### Information shown
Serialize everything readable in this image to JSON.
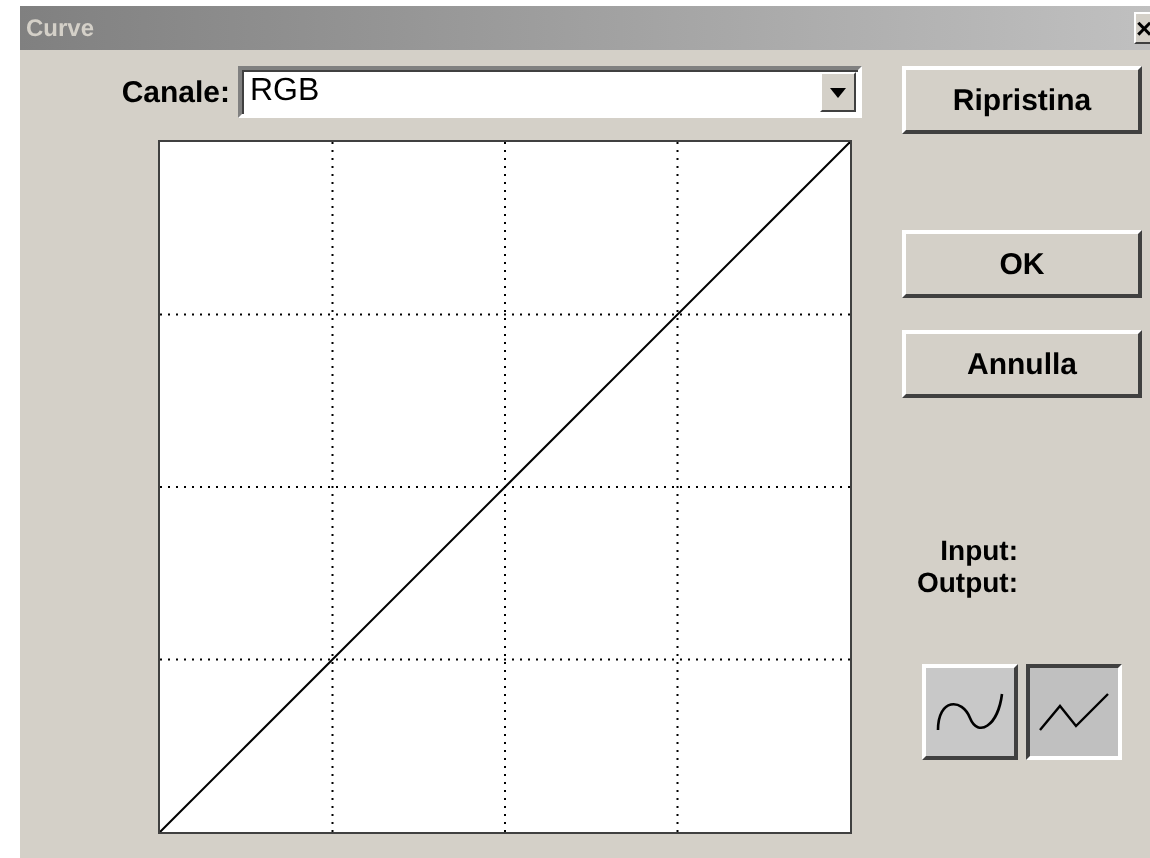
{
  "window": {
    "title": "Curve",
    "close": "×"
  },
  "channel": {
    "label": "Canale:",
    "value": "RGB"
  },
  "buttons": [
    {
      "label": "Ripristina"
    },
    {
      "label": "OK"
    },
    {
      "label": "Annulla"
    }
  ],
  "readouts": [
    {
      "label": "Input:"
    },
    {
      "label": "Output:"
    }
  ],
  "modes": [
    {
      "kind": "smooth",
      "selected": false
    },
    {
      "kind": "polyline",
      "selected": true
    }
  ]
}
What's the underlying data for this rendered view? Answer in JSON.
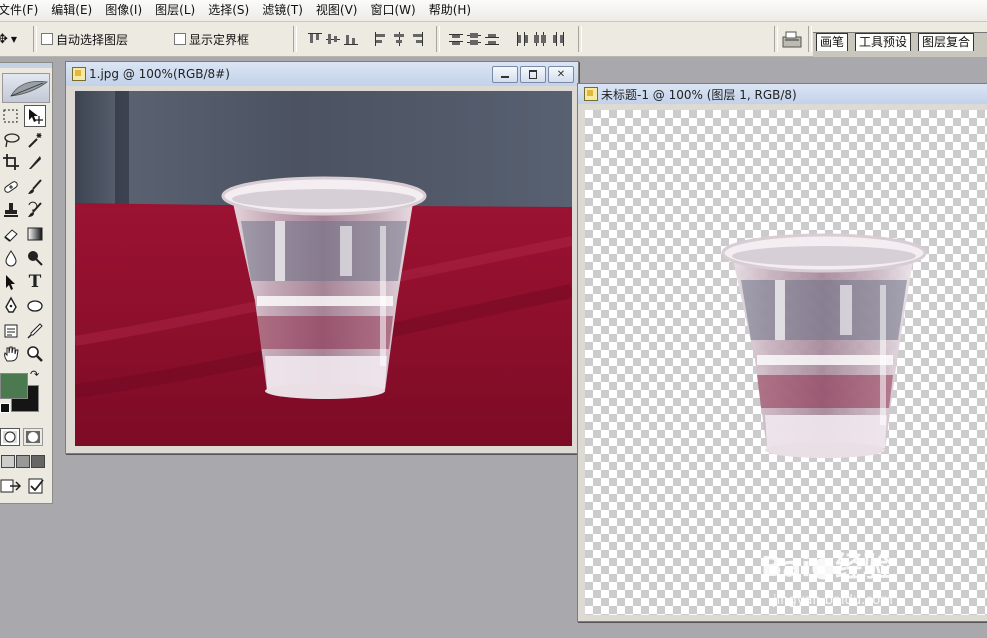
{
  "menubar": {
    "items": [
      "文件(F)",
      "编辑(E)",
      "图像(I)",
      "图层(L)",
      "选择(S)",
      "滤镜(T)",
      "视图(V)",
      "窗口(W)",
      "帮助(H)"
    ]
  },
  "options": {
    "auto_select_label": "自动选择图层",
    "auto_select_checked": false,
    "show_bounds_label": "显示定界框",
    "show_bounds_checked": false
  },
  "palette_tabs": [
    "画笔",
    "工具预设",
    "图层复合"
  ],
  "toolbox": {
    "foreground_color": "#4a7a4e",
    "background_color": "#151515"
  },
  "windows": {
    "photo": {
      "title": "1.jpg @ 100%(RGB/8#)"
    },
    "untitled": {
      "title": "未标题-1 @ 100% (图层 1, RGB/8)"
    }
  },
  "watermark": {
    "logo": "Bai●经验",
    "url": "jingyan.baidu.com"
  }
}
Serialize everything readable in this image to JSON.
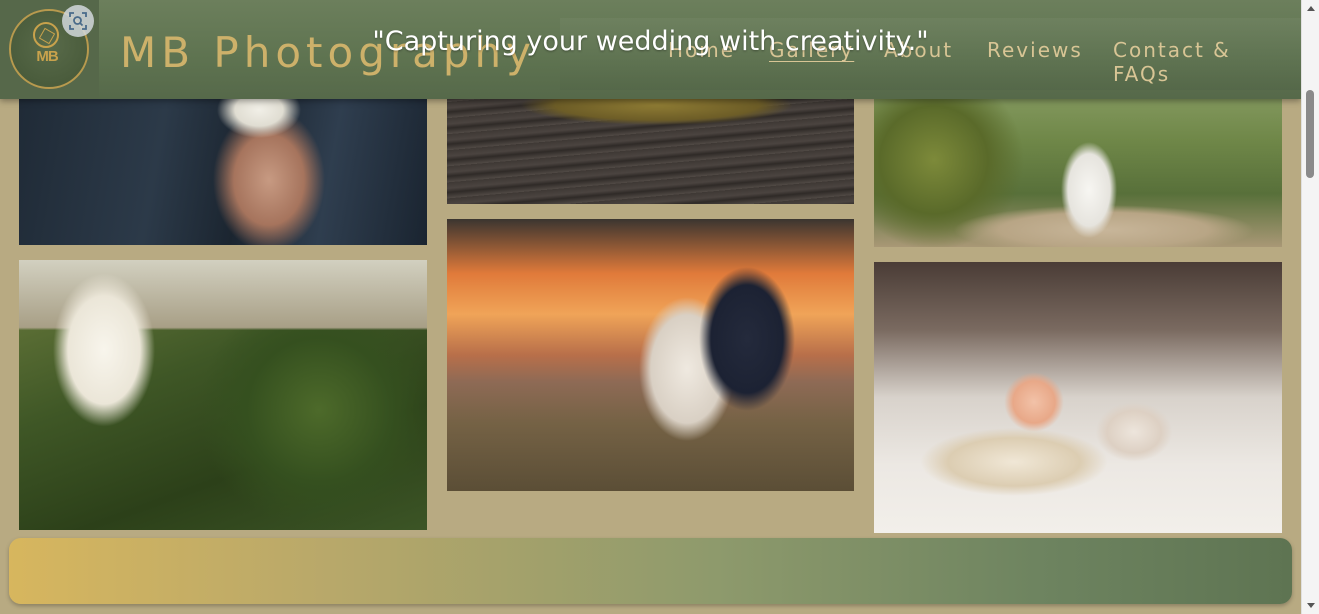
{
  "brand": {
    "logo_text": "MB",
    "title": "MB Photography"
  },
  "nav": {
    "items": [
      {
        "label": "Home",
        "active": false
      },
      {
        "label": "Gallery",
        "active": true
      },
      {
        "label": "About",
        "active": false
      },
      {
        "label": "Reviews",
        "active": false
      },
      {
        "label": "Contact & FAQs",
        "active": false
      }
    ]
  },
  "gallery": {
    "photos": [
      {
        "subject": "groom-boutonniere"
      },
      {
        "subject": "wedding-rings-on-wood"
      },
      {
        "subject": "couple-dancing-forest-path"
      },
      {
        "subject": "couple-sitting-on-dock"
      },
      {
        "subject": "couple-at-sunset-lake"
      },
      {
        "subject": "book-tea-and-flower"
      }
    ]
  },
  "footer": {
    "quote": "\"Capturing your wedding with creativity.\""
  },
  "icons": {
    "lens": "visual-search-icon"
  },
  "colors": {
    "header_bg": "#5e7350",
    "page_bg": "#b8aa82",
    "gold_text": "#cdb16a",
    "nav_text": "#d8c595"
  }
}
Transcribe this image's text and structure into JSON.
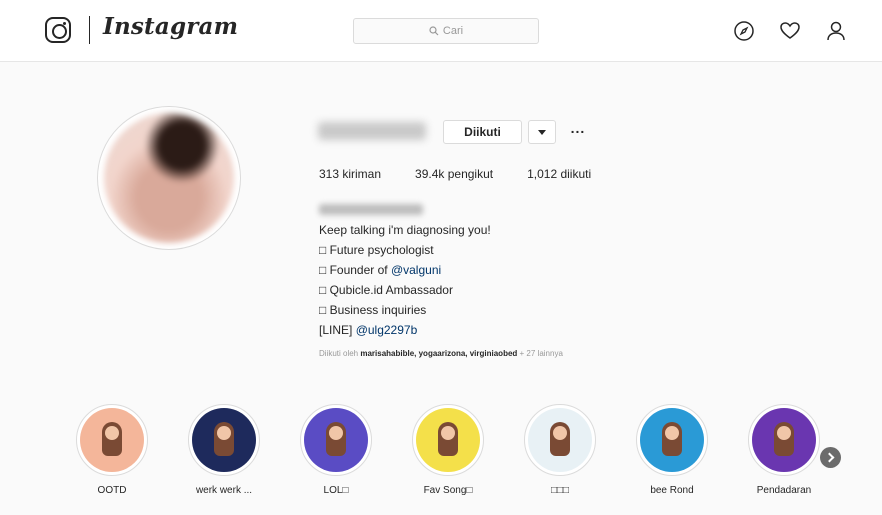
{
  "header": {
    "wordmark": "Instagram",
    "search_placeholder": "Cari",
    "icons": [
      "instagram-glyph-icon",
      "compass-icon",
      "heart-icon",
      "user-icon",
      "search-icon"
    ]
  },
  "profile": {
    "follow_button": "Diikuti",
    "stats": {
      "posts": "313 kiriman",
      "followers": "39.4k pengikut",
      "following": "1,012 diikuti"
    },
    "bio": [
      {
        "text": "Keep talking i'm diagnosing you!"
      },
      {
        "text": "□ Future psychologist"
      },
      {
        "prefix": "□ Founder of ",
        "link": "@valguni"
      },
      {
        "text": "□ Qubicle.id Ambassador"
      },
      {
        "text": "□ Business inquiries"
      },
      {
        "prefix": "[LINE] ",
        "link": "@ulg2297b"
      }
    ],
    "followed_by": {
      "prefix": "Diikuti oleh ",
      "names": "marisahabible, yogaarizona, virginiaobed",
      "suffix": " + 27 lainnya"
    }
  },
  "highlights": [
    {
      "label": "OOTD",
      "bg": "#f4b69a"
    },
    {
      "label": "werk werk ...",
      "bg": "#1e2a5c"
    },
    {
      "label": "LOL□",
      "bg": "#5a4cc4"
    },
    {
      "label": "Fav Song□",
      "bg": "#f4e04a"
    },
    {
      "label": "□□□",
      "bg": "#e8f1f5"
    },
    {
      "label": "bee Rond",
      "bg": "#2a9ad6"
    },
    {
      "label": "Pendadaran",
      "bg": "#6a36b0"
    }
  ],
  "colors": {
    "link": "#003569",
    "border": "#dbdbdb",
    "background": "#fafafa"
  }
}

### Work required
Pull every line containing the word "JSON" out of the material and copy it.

### Written response
Serialize everything readable in this image to JSON.
What's the underlying data for this rendered view? Answer in JSON.
Serialize everything readable in this image to JSON.
Transcribe this image's text and structure into JSON.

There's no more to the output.